Relatively lower competition for viola players
Honestly, this point is probably the most common reason a violinist will switch to viola. Viola is simply far less competitive than the violin. It’s not because viola isn’t hard! It’s more that the violin world is just ridiculously competitive.
Often, you’ll see violinists competing for the first chair of the orchestra, or trying to learn the hardest pieces ever written, such as those by Paganini. The bar has been set very high for violin. The pieces that have been written for the instrument over the centuries are technically demanding. Many aspiring violinists fail because they can’t meet that intense demand.
In contrast, the viola world is a whole lot easier. As we have already discussed, the orchestra music itself tends to be easier for viola. Similarly, solo viola pieces also tend to be much easier than solo violin pieces. You could say the culture surrounding viola is just different. Unlike in the violin world, there isn’t a history of prodigious viola composers who constantly raised the bar by writing increasingly difficult pieces.
What’s more, there is a much lower level of competition amongst viola players themselves. For example, I often have students who audition for prestigious orchestras. I always know that my viola students will have a much better shot at making it in. Often, my less advanced viola students will get into the orchestra while my very advanced violin students barely make it or don’t get in at all! There is a surplus of violinists in the world, and far fewer violists. This means it is easier to “make it” as a violist.
A special clef for the viola
The viola is pretty much the home of the alto clef! Although some other instruments do use alto clef, its use is mainly reserved for the viola. If you’re wondering what a clef is, it is the symbol at the beginning of every staff of music notation. It dictates which notes the lines and spaces of the staff will correspond to. If you look at the image below, you’ll see that the treble clef of the violin assigns certain letters to each line and space. The same is true for alto clef. But if you compare the two, you’ll see that they are completely different!
Learning to read music is one of the most challenging aspects of starting an instrument. Since alto clef is completely different from treble clef, this places an extra challenge on those who play both violin and viola (which is actually fairly common). In fact, it is quite easy for a violinist to pick up a viola for the first time and play it. However, actually reading the viola’s clef takes a lot more practice!
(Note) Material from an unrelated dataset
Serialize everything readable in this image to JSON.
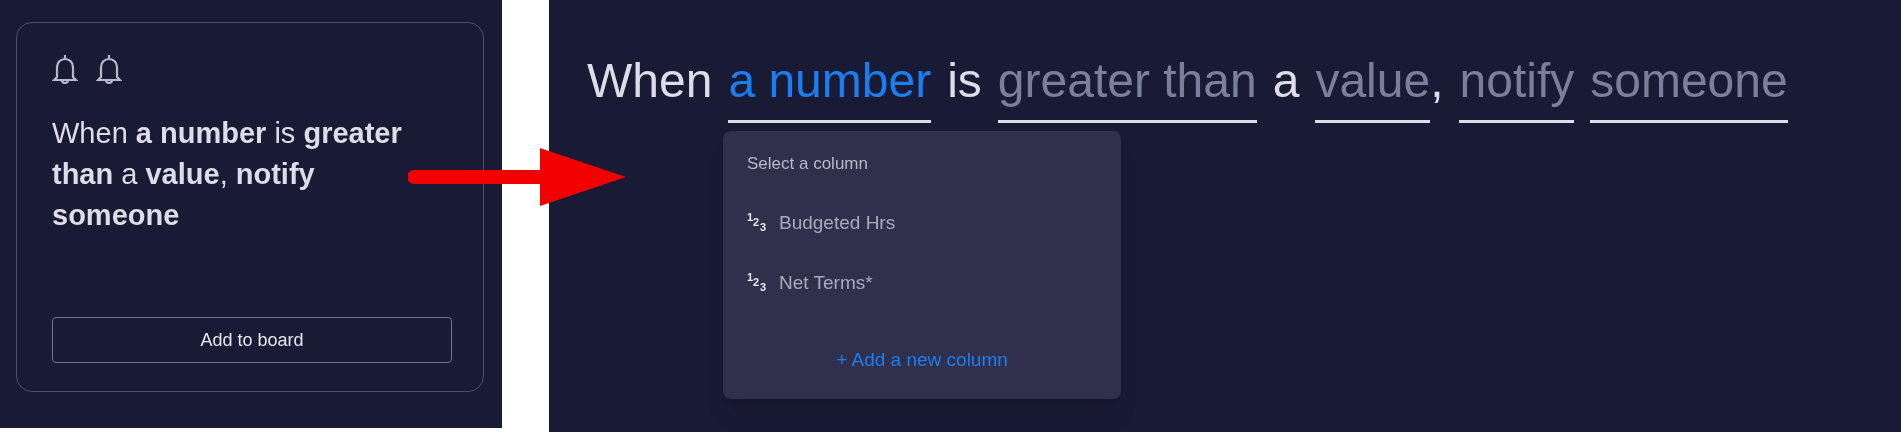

Personally, I have only become proficient at reading alto clef after several years of having viola students.
It can definitely be a challenge to get comfortable reading alto clef. This is especially true if you have experience playing another instrument. But if viola is your first instrument, you probably won’t even notice the difference!
Violin and viola have quite a bit in common and they are initially difficult to distinguish from each other. I hope this article has helped you to know what differences to look out for! Try to remember the most obvious characteristics of the viola: it is slightly bigger than the violin, it has a lower sound, and it is rarely seen playing the melody.
If you are considering taking up the viola, just know that you will need to deal with a slightly bigger (and more cumbersome) instrument. In addition, you will need to learn to read alto clef.
The viola can be a great choice for those who are seeking a more relaxed and less competitive musical atmosphere. Plus, we really need violists in this world! Many will say that the viola is a “dying” instrument. Let’s make sure to keep the viola alive for many centuries to come!